The history of the Department of African American Student Affairs (AASA) at Northwestern University dates back to the mid-1960s.  A Black Student wrote a letter to the Northwestern Daily protesting the low enrollment of African-American students in the University. In response, 54 Black freshmen enrolled in the University for the fall of 1966.   The University used funding from the Wieboldt Foundation and support from the Higher Education Act of 1965, to institute a program called the Summer Academic Workshop (SAW) to encourage African American student enrollment and familiarize the new students with college life. 

Concern about African-American student enrollment at Northwestern University prompted a decision to recruit in Black urban areas, mostly in Chicago.  By 1973, the number of Black students rose significantly and represented approximately 10% of the undergraduate population.  Despite increased success recruiting African-American students, Northwestern University remained unaware of the challenges and consequences of integrating black students into the University’s social structure.  The curriculum and social life on campus failed to recognize the different perspectives or the social and cultural needs of the new black student population. 

The shocking assassination of Dr. Martin Luther King Jr. in April of 1968, led to a strong will for change.  In May of 1968, 110 of 120 black students on campus took over the Bursar’s Office, and presented Northwestern with a list of demands.  An agreement was reached and Northwestern increased the number of admissions to reflect the percentage of African Americans in the national population, introduced Black studies courses into the curriculum, and a created a headquarters for Black students to congregate and engage in their own social, political, and cultural activities under the administration of the Vice President for Student Affairs.

The facility the students won was popularly known as the House.  The first location of the House was at 619 Emerson, and in 1972-73, it was moved to larger quarters at 1914 Sheridan Road.

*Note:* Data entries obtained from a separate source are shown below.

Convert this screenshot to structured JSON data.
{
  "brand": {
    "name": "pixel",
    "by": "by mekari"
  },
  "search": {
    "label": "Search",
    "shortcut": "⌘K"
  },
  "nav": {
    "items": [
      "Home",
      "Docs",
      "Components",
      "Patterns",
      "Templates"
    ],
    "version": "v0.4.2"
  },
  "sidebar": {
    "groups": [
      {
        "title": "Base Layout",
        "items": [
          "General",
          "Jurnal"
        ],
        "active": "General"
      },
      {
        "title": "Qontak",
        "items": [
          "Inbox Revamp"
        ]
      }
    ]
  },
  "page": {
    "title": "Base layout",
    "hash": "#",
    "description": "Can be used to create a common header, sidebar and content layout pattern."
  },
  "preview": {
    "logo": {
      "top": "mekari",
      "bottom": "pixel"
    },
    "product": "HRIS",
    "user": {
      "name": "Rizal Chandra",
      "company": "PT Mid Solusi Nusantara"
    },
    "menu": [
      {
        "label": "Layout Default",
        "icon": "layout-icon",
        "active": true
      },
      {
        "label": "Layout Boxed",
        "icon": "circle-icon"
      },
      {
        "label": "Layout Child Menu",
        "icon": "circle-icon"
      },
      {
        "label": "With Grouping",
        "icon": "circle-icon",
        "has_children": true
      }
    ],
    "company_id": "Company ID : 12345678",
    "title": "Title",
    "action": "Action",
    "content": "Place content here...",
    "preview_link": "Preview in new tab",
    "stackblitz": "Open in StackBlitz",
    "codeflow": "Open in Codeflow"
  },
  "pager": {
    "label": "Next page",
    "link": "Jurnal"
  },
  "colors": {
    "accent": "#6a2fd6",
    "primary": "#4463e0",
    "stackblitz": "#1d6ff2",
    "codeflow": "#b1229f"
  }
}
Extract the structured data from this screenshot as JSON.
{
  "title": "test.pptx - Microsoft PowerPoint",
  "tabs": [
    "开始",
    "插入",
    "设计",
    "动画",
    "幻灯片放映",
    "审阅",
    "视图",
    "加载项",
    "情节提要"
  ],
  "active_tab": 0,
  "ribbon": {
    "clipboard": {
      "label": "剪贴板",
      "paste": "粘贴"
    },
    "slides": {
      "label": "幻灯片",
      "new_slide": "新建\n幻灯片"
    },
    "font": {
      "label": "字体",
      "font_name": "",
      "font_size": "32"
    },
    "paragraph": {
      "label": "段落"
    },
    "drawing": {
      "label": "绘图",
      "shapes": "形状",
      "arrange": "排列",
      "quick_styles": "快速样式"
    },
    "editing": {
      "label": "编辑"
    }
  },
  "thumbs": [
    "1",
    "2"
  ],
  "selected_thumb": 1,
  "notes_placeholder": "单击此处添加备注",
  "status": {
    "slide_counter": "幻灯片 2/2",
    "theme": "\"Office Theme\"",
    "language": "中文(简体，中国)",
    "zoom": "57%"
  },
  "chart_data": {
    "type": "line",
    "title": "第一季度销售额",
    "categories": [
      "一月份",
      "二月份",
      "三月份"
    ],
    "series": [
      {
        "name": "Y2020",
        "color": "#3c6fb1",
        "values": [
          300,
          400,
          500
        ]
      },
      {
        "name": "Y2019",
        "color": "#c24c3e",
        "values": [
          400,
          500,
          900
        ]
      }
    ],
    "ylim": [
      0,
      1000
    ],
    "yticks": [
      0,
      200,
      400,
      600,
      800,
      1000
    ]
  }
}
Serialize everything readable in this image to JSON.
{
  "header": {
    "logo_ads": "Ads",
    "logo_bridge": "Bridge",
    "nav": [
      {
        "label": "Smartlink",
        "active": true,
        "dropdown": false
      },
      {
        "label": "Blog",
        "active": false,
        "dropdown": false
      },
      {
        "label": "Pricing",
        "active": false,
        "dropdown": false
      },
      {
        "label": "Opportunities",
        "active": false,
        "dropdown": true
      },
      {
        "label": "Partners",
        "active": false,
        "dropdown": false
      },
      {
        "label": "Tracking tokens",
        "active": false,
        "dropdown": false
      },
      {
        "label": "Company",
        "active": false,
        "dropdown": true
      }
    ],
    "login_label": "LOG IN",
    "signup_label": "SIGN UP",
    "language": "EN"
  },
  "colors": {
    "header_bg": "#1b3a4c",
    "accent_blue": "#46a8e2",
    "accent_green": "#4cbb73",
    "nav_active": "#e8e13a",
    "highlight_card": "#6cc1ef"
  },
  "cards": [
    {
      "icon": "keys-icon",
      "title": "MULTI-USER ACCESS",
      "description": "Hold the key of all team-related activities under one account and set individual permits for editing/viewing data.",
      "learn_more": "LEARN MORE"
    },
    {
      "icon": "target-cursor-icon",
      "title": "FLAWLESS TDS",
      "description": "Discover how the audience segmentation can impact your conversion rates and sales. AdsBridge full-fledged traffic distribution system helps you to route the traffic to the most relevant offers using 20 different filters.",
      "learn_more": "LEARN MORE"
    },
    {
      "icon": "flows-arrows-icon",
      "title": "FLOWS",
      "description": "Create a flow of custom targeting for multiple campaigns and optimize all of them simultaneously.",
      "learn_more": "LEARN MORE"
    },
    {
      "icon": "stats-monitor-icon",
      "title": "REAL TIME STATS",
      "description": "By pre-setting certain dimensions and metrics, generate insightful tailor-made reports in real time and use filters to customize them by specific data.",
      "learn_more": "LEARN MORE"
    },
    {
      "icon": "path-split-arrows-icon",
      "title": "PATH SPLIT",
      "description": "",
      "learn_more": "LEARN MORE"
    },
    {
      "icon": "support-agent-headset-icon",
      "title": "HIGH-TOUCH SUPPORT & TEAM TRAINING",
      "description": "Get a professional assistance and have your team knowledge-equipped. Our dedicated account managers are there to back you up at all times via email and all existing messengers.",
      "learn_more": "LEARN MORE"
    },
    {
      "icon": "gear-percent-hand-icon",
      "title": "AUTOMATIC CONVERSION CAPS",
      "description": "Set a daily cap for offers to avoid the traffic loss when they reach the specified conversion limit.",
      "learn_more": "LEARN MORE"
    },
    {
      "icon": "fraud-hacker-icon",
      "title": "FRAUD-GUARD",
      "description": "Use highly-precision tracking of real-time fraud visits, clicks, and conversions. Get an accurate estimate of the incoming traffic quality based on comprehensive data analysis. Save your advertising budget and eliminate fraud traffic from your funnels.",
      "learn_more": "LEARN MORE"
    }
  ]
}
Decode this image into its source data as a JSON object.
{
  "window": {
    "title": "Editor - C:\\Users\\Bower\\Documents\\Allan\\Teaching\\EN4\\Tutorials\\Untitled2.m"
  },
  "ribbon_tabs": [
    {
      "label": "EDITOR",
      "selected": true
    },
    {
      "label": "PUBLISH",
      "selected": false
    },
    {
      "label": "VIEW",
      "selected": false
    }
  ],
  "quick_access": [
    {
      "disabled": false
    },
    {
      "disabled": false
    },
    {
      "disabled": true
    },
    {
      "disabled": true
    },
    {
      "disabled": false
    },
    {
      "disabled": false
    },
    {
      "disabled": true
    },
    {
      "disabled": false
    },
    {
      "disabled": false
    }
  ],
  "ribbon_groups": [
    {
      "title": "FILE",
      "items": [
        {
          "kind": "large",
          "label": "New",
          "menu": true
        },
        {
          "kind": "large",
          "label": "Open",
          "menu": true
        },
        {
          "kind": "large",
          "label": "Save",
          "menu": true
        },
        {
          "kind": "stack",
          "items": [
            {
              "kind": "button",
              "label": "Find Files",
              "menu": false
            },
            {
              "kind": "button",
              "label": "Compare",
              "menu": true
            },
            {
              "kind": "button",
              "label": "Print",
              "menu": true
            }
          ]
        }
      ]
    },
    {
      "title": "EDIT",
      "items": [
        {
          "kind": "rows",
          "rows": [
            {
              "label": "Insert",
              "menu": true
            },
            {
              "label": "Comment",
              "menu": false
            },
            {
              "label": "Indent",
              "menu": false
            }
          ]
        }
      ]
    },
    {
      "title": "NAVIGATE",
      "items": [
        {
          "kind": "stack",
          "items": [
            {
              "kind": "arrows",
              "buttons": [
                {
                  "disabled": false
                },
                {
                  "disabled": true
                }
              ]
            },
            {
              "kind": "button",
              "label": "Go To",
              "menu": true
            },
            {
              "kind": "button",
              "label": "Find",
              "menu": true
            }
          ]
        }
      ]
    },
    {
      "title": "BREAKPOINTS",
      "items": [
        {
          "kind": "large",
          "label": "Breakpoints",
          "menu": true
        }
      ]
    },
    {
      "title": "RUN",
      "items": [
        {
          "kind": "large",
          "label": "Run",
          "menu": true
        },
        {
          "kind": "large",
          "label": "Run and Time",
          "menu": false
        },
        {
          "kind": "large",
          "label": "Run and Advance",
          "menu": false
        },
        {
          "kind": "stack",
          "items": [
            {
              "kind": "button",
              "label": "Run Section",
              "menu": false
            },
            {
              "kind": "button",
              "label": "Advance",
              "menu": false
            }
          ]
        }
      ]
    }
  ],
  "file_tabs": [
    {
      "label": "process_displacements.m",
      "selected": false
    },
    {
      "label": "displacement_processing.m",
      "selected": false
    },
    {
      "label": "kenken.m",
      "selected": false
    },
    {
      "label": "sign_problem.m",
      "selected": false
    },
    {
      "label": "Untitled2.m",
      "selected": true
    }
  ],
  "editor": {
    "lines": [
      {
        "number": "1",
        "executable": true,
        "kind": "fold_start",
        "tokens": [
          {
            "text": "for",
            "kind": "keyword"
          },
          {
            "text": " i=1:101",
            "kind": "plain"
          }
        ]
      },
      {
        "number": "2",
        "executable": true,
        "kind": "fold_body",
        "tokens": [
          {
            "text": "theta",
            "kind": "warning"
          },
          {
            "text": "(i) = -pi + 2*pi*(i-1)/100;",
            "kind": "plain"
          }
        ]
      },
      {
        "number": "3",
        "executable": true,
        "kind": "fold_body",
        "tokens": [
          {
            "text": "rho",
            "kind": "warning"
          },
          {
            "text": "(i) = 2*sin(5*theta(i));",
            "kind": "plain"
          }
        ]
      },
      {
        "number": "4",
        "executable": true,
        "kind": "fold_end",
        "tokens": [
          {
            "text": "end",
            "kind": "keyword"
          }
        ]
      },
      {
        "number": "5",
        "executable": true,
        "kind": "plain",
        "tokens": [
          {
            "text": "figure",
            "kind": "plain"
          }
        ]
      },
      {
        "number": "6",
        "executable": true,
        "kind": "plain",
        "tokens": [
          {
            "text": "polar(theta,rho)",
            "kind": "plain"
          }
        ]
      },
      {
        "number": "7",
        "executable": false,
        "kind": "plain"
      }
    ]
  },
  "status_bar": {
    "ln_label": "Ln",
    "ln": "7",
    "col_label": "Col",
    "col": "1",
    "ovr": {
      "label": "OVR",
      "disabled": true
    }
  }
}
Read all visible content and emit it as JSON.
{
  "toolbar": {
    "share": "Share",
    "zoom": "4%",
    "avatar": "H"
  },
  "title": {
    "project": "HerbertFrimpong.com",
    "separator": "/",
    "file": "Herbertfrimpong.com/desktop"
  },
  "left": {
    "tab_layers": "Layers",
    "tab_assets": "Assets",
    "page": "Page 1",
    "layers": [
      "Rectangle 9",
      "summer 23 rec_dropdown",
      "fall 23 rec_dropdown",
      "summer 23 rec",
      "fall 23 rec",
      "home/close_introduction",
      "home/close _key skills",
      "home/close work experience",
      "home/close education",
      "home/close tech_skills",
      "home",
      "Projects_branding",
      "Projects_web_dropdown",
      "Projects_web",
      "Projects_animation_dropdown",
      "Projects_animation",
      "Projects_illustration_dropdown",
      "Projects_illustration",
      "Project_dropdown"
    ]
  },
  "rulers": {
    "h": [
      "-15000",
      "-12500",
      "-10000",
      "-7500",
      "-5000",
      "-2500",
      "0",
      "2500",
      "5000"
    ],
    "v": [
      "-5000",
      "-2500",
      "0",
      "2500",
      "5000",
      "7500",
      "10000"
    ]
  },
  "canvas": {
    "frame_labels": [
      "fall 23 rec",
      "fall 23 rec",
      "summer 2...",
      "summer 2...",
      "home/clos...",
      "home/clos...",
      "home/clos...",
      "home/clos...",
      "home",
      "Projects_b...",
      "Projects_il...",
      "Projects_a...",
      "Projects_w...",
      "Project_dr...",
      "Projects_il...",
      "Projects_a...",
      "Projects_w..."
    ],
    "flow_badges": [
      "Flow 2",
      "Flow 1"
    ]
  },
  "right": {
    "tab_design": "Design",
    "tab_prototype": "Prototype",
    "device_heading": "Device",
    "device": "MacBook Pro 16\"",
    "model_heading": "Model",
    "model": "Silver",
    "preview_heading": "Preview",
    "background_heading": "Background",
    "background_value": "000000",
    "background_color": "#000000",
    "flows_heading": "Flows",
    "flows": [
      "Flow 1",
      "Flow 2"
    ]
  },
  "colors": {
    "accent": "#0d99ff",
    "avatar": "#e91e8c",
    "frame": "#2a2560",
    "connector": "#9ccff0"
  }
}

The office located in the House was first named Minority Student Affairs, and had one professional staff member.  The name was changed to the Department of African American Student Affairs (AASA) in 1973.

The mission of the AASA is to support the completion of undergraduate academic programs by African Americans and Black students, and foster a positive sense of community at Northwestern University.

The Department of African American Student Affairs (AASA) has overseen the operations of many organizations on campus, including For Members Only (FMO), Black Greek organizations, the Northwestern Community Ensemble, Black Athletes Uniting for the Light (BAUL) and Northwestern University Black Alumni Association.  AASA also administered University programs including the Summer Academic Workshop.  Popular events during this time included Black History/Liberation Month, A Musical Evening with Our Elders, Brown Bag Lunches, and the Christmas Bazaar.

Found in 1 Collection or Record:

Records of the Department of African-American Student Affairs

Identifier: 30/15
Abstract The Records of the Department of African American Student Affairs (AASA), filling three boxes and spanning the years 1966 to 2001, contain valuable information on the development of the Black community at Northwestern University. The bulk of the records consist of historical information and materials relating to organizations, programs, and events under the sponsorship of the office.The Historical Records of the Office of African American Student Affairs (AASA) date from ca. 1968...
Dates: 1966-2001